Not counting picture books, Sarah the Sunday Fairy, by “Daisy Meadows”. Gully’s Travels, by Tor Seidler, illus Brock Cole Shug, by Jenny Han (it really is as wonderful as everyone always says) The Homework Machine, by Dan Gutman (he can be as good as Andrew Clements!) Savvy, by Ingrid Law Carolina Harmony, by Marilyn Taylor McDowell (Random House, March ’09) Masterpiece, by Elise Broach (Henry Holt, September) Hoping to see Next to Mexico, by Jennifer Nails Listening in the car to The Commoner, by John Burnham Schwartz And there’s another galley in the back seat to read during oil changes and long stoplights. Not that this begins to TOUCH the things I SHOULD get read. Like the whole unopened carton of Penguin galleys for next spring. Or 25 blogs. Or…
I just finished the two Atherton books by Pat Carman. The stories had great environmental themes, sociological concepts, and a very enjoyable protagonist.
As usual, I always have several books going at once. Currently I’m reading The Sisters 8 books 1 & 2 by Lauren Baratz-Logsted (Houghton-Dec), Morganville Vampires series bk 2 Dead Girls Dance by Rachel Caine, I Q by Roland Smith (Sleeping Bear-Sept) & Brooklyn Bridge by Karen Hesse (Feiwel & Friends-Sept). I’ve also been reading an adult book on my lunch break, Heretic’s Daughter by Kathleen Kent (little brown-Sept) that is a fascinating look at the Salem witch trials. I hope to dig into the Spring 2009 releases by this weekend since so many of them look appealing…

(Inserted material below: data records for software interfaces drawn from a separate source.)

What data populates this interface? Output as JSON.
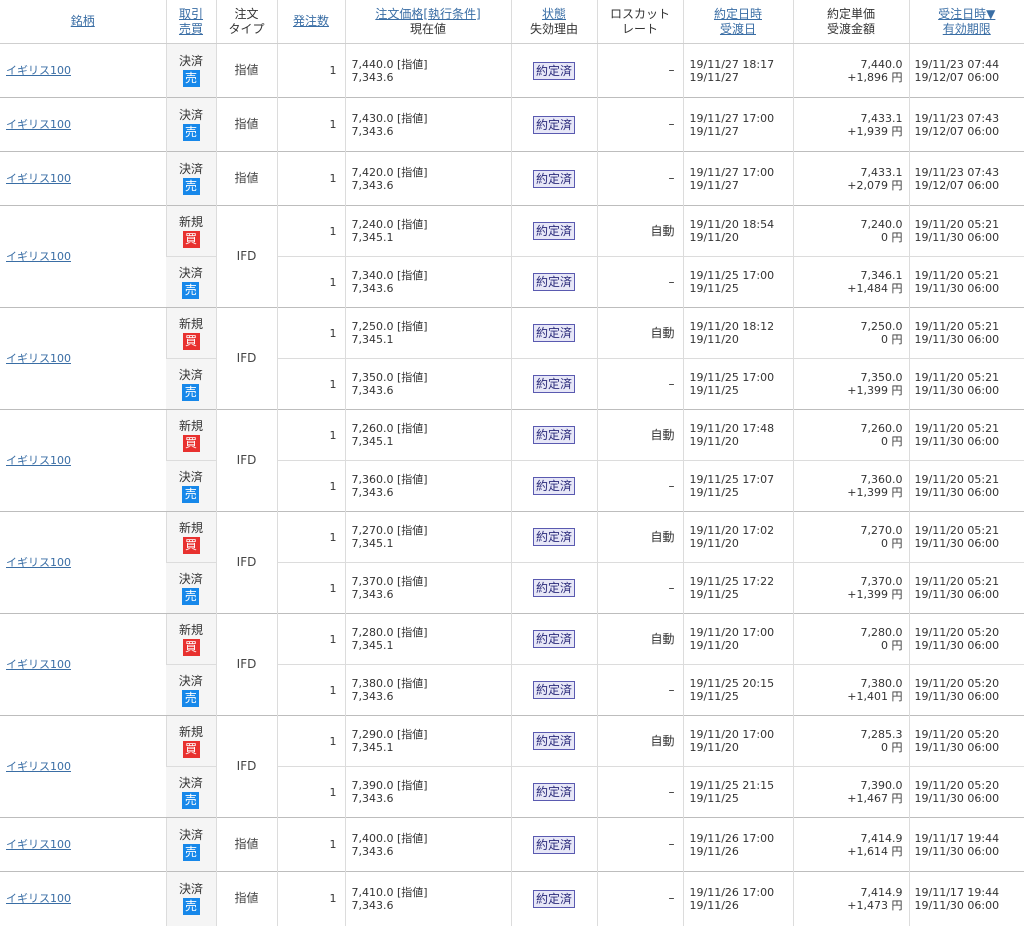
{
  "header": {
    "symbol": "銘柄",
    "trade_side_1": "取引",
    "trade_side_2": "売買",
    "order_type_1": "注文",
    "order_type_2": "タイプ",
    "quantity": "発注数",
    "price_1": "注文価格[執行条件]",
    "price_2": "現在値",
    "status_1": "状態",
    "status_2": "失効理由",
    "losscut_1": "ロスカット",
    "losscut_2": "レート",
    "exec_1": "約定日時",
    "exec_2": "受渡日",
    "amount_1": "約定単価",
    "amount_2": "受渡金額",
    "recv_1": "受注日時▼",
    "recv_2": "有効期限"
  },
  "groups": [
    {
      "symbol": "イギリス100",
      "type": "指値",
      "legs": [
        {
          "side": "決済",
          "action": "売",
          "action_kind": "sell",
          "qty": "1",
          "price": "7,440.0 [指値]",
          "current": "7,343.6",
          "status": "約定済",
          "losscut": "–",
          "exec_time": "19/11/27 18:17",
          "settle_date": "19/11/27",
          "unit_price": "7,440.0",
          "amount": "+1,896 円",
          "received": "19/11/23 07:44",
          "expiry": "19/12/07 06:00"
        }
      ]
    },
    {
      "symbol": "イギリス100",
      "type": "指値",
      "legs": [
        {
          "side": "決済",
          "action": "売",
          "action_kind": "sell",
          "qty": "1",
          "price": "7,430.0 [指値]",
          "current": "7,343.6",
          "status": "約定済",
          "losscut": "–",
          "exec_time": "19/11/27 17:00",
          "settle_date": "19/11/27",
          "unit_price": "7,433.1",
          "amount": "+1,939 円",
          "received": "19/11/23 07:43",
          "expiry": "19/12/07 06:00"
        }
      ]
    },
    {
      "symbol": "イギリス100",
      "type": "指値",
      "legs": [
        {
          "side": "決済",
          "action": "売",
          "action_kind": "sell",
          "qty": "1",
          "price": "7,420.0 [指値]",
          "current": "7,343.6",
          "status": "約定済",
          "losscut": "–",
          "exec_time": "19/11/27 17:00",
          "settle_date": "19/11/27",
          "unit_price": "7,433.1",
          "amount": "+2,079 円",
          "received": "19/11/23 07:43",
          "expiry": "19/12/07 06:00"
        }
      ]
    },
    {
      "symbol": "イギリス100",
      "type": "IFD",
      "legs": [
        {
          "side": "新規",
          "action": "買",
          "action_kind": "buy",
          "qty": "1",
          "price": "7,240.0 [指値]",
          "current": "7,345.1",
          "status": "約定済",
          "losscut": "自動",
          "exec_time": "19/11/20 18:54",
          "settle_date": "19/11/20",
          "unit_price": "7,240.0",
          "amount": "0 円",
          "received": "19/11/20 05:21",
          "expiry": "19/11/30 06:00"
        },
        {
          "side": "決済",
          "action": "売",
          "action_kind": "sell",
          "qty": "1",
          "price": "7,340.0 [指値]",
          "current": "7,343.6",
          "status": "約定済",
          "losscut": "–",
          "exec_time": "19/11/25 17:00",
          "settle_date": "19/11/25",
          "unit_price": "7,346.1",
          "amount": "+1,484 円",
          "received": "19/11/20 05:21",
          "expiry": "19/11/30 06:00"
        }
      ]
    },
    {
      "symbol": "イギリス100",
      "type": "IFD",
      "legs": [
        {
          "side": "新規",
          "action": "買",
          "action_kind": "buy",
          "qty": "1",
          "price": "7,250.0 [指値]",
          "current": "7,345.1",
          "status": "約定済",
          "losscut": "自動",
          "exec_time": "19/11/20 18:12",
          "settle_date": "19/11/20",
          "unit_price": "7,250.0",
          "amount": "0 円",
          "received": "19/11/20 05:21",
          "expiry": "19/11/30 06:00"
        },
        {
          "side": "決済",
          "action": "売",
          "action_kind": "sell",
          "qty": "1",
          "price": "7,350.0 [指値]",
          "current": "7,343.6",
          "status": "約定済",
          "losscut": "–",
          "exec_time": "19/11/25 17:00",
          "settle_date": "19/11/25",
          "unit_price": "7,350.0",
          "amount": "+1,399 円",
          "received": "19/11/20 05:21",
          "expiry": "19/11/30 06:00"
        }
      ]
    },
    {
      "symbol": "イギリス100",
      "type": "IFD",
      "legs": [
        {
          "side": "新規",
          "action": "買",
          "action_kind": "buy",
          "qty": "1",
          "price": "7,260.0 [指値]",
          "current": "7,345.1",
          "status": "約定済",
          "losscut": "自動",
          "exec_time": "19/11/20 17:48",
          "settle_date": "19/11/20",
          "unit_price": "7,260.0",
          "amount": "0 円",
          "received": "19/11/20 05:21",
          "expiry": "19/11/30 06:00"
        },
        {
          "side": "決済",
          "action": "売",
          "action_kind": "sell",
          "qty": "1",
          "price": "7,360.0 [指値]",
          "current": "7,343.6",
          "status": "約定済",
          "losscut": "–",
          "exec_time": "19/11/25 17:07",
          "settle_date": "19/11/25",
          "unit_price": "7,360.0",
          "amount": "+1,399 円",
          "received": "19/11/20 05:21",
          "expiry": "19/11/30 06:00"
        }
      ]
    },
    {
      "symbol": "イギリス100",
      "type": "IFD",
      "legs": [
        {
          "side": "新規",
          "action": "買",
          "action_kind": "buy",
          "qty": "1",
          "price": "7,270.0 [指値]",
          "current": "7,345.1",
          "status": "約定済",
          "losscut": "自動",
          "exec_time": "19/11/20 17:02",
          "settle_date": "19/11/20",
          "unit_price": "7,270.0",
          "amount": "0 円",
          "received": "19/11/20 05:21",
          "expiry": "19/11/30 06:00"
        },
        {
          "side": "決済",
          "action": "売",
          "action_kind": "sell",
          "qty": "1",
          "price": "7,370.0 [指値]",
          "current": "7,343.6",
          "status": "約定済",
          "losscut": "–",
          "exec_time": "19/11/25 17:22",
          "settle_date": "19/11/25",
          "unit_price": "7,370.0",
          "amount": "+1,399 円",
          "received": "19/11/20 05:21",
          "expiry": "19/11/30 06:00"
        }
      ]
    },
    {
      "symbol": "イギリス100",
      "type": "IFD",
      "legs": [
        {
          "side": "新規",
          "action": "買",
          "action_kind": "buy",
          "qty": "1",
          "price": "7,280.0 [指値]",
          "current": "7,345.1",
          "status": "約定済",
          "losscut": "自動",
          "exec_time": "19/11/20 17:00",
          "settle_date": "19/11/20",
          "unit_price": "7,280.0",
          "amount": "0 円",
          "received": "19/11/20 05:20",
          "expiry": "19/11/30 06:00"
        },
        {
          "side": "決済",
          "action": "売",
          "action_kind": "sell",
          "qty": "1",
          "price": "7,380.0 [指値]",
          "current": "7,343.6",
          "status": "約定済",
          "losscut": "–",
          "exec_time": "19/11/25 20:15",
          "settle_date": "19/11/25",
          "unit_price": "7,380.0",
          "amount": "+1,401 円",
          "received": "19/11/20 05:20",
          "expiry": "19/11/30 06:00"
        }
      ]
    },
    {
      "symbol": "イギリス100",
      "type": "IFD",
      "legs": [
        {
          "side": "新規",
          "action": "買",
          "action_kind": "buy",
          "qty": "1",
          "price": "7,290.0 [指値]",
          "current": "7,345.1",
          "status": "約定済",
          "losscut": "自動",
          "exec_time": "19/11/20 17:00",
          "settle_date": "19/11/20",
          "unit_price": "7,285.3",
          "amount": "0 円",
          "received": "19/11/20 05:20",
          "expiry": "19/11/30 06:00"
        },
        {
          "side": "決済",
          "action": "売",
          "action_kind": "sell",
          "qty": "1",
          "price": "7,390.0 [指値]",
          "current": "7,343.6",
          "status": "約定済",
          "losscut": "–",
          "exec_time": "19/11/25 21:15",
          "settle_date": "19/11/25",
          "unit_price": "7,390.0",
          "amount": "+1,467 円",
          "received": "19/11/20 05:20",
          "expiry": "19/11/30 06:00"
        }
      ]
    },
    {
      "symbol": "イギリス100",
      "type": "指値",
      "legs": [
        {
          "side": "決済",
          "action": "売",
          "action_kind": "sell",
          "qty": "1",
          "price": "7,400.0 [指値]",
          "current": "7,343.6",
          "status": "約定済",
          "losscut": "–",
          "exec_time": "19/11/26 17:00",
          "settle_date": "19/11/26",
          "unit_price": "7,414.9",
          "amount": "+1,614 円",
          "received": "19/11/17 19:44",
          "expiry": "19/11/30 06:00"
        }
      ]
    },
    {
      "symbol": "イギリス100",
      "type": "指値",
      "legs": [
        {
          "side": "決済",
          "action": "売",
          "action_kind": "sell",
          "qty": "1",
          "price": "7,410.0 [指値]",
          "current": "7,343.6",
          "status": "約定済",
          "losscut": "–",
          "exec_time": "19/11/26 17:00",
          "settle_date": "19/11/26",
          "unit_price": "7,414.9",
          "amount": "+1,473 円",
          "received": "19/11/17 19:44",
          "expiry": "19/11/30 06:00"
        }
      ]
    }
  ]
}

I just finished VIBES by Amy Kathleen Ryan, out this fall from Houghton. I loved the premise of a strong willed and creative teen who is psychic, and can actually hear what other people are thinking about her rather than just imagining it. (or can she?) Anyway, the writing perfectly captures the ambivalent impulses teens have that both make them push others away as well as defy the world. ALSO on my best of the year list: Graceling, Hunger Games, Savvy, Patron Saint of Butterflies, and Looks by Madeline George.
I spent the summer catching up on all of the books I should have been reading this past year. I read Twilight, New Moon, and Eclipse by Stephanie Meyer. I just purchased (as a librarian, for me to BUY a book is very rare) I also read James Patterson’s Maximum Ride trilogy. And lastly, I finally got around to reading Animal Farm. Everyone else read it in high school a hundred years ago. Oh well, better late than never!
I have finally found the time to read Howl’s Moving Castle (which I am very much enjoying), and am about half way through Identical by Ellen Hopkins, who I’m a big fan of. I am also just starting to read through my boxes of galleys for the Spring, but haven’t yet found one I’m super excited about. — Meghan, BookPeople, Austin, TX
I’m reading Sorcery and Cecelia, or, The enchanted chocolate pot : being the correspondence of two young ladies of quality regarding various magical scandals in London and the country- a story told in alternating letters by Patricia Wrede and Caroline Stevermer. This was a gift from a colleague who left the library – but was a Kindred Spirit in terms of reading tastes. I’m listening to Gregor and the Marks of Secret by Suzanne Collins, wonderfully performed by Paul Boehmer. This is one of my new favorite series! – Ryann Uden, IL
I am a teacher of gifted junior high students, so we always have a ton of books going. Right now I am reading A Bone from a Dry Sea, Gregor the Overlander, and The Giver. Adult book-wise I am reading Zorro by Isabel Allende and liking it more than I thought I would.